Community House Whanganui manager Shelley Loader has worked for the organisation for the past seven years. Born and raised in Whanganui, she studied psychology and sociology at Massey University in Palmerston North. Loader took the time to answer 10 quickfire questions from Mike Tweed, just before tucking into an alert level 4 delivery from Fitzies Bakery.
What is your favourite thing to do in Whanganui?
Walking around Virginia Lake. I do it daily. I used to walk around there with my family when I was a kid, and when we moved back I took my son around when he was young too. Now I do it for myself, and it restores my soul. I'm very busy so that's my only time out.
What is Whanganui's best kept secret?
One is the berry icecreams at Windermere Gardens. I got my son an icecream maker for Christmas and we make our own with yoghurt and the frozen berries from Windermere. It's so good, especially during lockdown. The other one is the Saturday morning markets by the [Whanganui] river. It's such a good display of our local talent - art, craft, food and musicians.
What does your current role at Community House involve?
There's managing the Community House building and the tenant organisations, as well as managing the Community House office. We provide services to community organisations. Then there's managing the conferencing facilities, and often we're the first port of call for general inquiries, and when members of the public want assistance.
We also manage the database of all the local and regional community organisations. Through that we are able to direct people to the appropriate place when they require that assistance. There's a whole lot of other things as well. It's a big job, that's why I'm always busy.
Which event from history would you most liked to have been at? And why?
I would have liked to have been there when women got the vote. I'm a bit of a "everybody should be treated equal-ist", and I think that would have been a really cool thing to be part of. It's something we should be proud of.
How would you like to see Whanganui in 50 years?
One thing is staying sustainable, which Whanganui is already pretty big on. We are the perfect size - it's big enough to have everything, but it's small enough to still have that "small town" feel to it. I would like to see a continuation of that, where people still say hello in the street and be kind, and you can still get a park outside where you want.
There are lots of things to be proud of in Whanganui, and a lot of it is to do with our spaces - our parks and our beach and our river.
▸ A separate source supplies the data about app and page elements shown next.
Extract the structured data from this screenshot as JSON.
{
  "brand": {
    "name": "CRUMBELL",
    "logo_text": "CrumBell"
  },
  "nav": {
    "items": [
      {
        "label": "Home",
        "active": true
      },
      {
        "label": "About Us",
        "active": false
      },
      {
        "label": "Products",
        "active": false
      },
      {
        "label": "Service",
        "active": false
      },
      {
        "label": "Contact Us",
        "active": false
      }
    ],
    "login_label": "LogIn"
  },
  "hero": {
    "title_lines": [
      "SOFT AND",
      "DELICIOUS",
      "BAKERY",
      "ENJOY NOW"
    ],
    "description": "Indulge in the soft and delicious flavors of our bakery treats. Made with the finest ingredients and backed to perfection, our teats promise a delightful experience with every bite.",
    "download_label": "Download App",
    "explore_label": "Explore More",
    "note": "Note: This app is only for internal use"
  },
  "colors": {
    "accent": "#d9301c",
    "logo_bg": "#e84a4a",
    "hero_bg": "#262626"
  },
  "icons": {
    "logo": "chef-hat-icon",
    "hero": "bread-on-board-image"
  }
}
I don't want to stop progress, but we should bear that in mind, and keep it beautiful for future generations.
What's the best advice someone has given you?
To live in the present. Don't beat yourself up for the past, and don't worry about the future. I beat myself up a lot, and I'm a perfectionist so I worry about things that really aren't relevant. That's why you need to cut yourself some slack.
You can invite three people from history to dinner. Who would they be and why?
There are three people in my house, so we've each chosen one. My son has chosen Christiano Ronaldo, because he loves soccer. Soccer is life. Pat is having Princess Diana, because she wants to get all the gory details about what went down with her. There's been a bit of The Crown on Netflix lately.
For me, I've gone with Madonna. She's going to sing Like A Prayer for me, which is my all-time favourite song. It's also going to played at my funeral, and everybody has to stand and raise their hands.
I almost invited Morgan Freeman too, I love his voice. Madonna trumped him, though.
What is one thing you'd like to improve in Whanganui?
Obviously, that would be the homeless situation. I would like everybody to have equal opportunity, and I think people make a lot of assumptions about those who are homeless, like they've made choices.
Often, if you delve into it and talk to homeless people, they haven't actually had choices. They haven't been brought into families that value education, or they've grown up with family harm or addiction in their family.
I would like to see less greed and more opportunities for everybody. There's plenty for everyone.
If you hadn't pursued a career at Community House, what would you be doing instead?
I think I'd be doing what I studied - counselling or social work. I do like to help people, and I'm known as a soft touch. I have difficulty saying no. It doesn't matter how busy I am, I'll squeeze it in. There's a saying, if you want something done you ask a busy person.
Who is someone locally that inspires you?
This is an easy one. It would be my mum, Doreen Loader. She's really intelligent and kind, and she always puts others first. She's the first person I go to with anything and everything.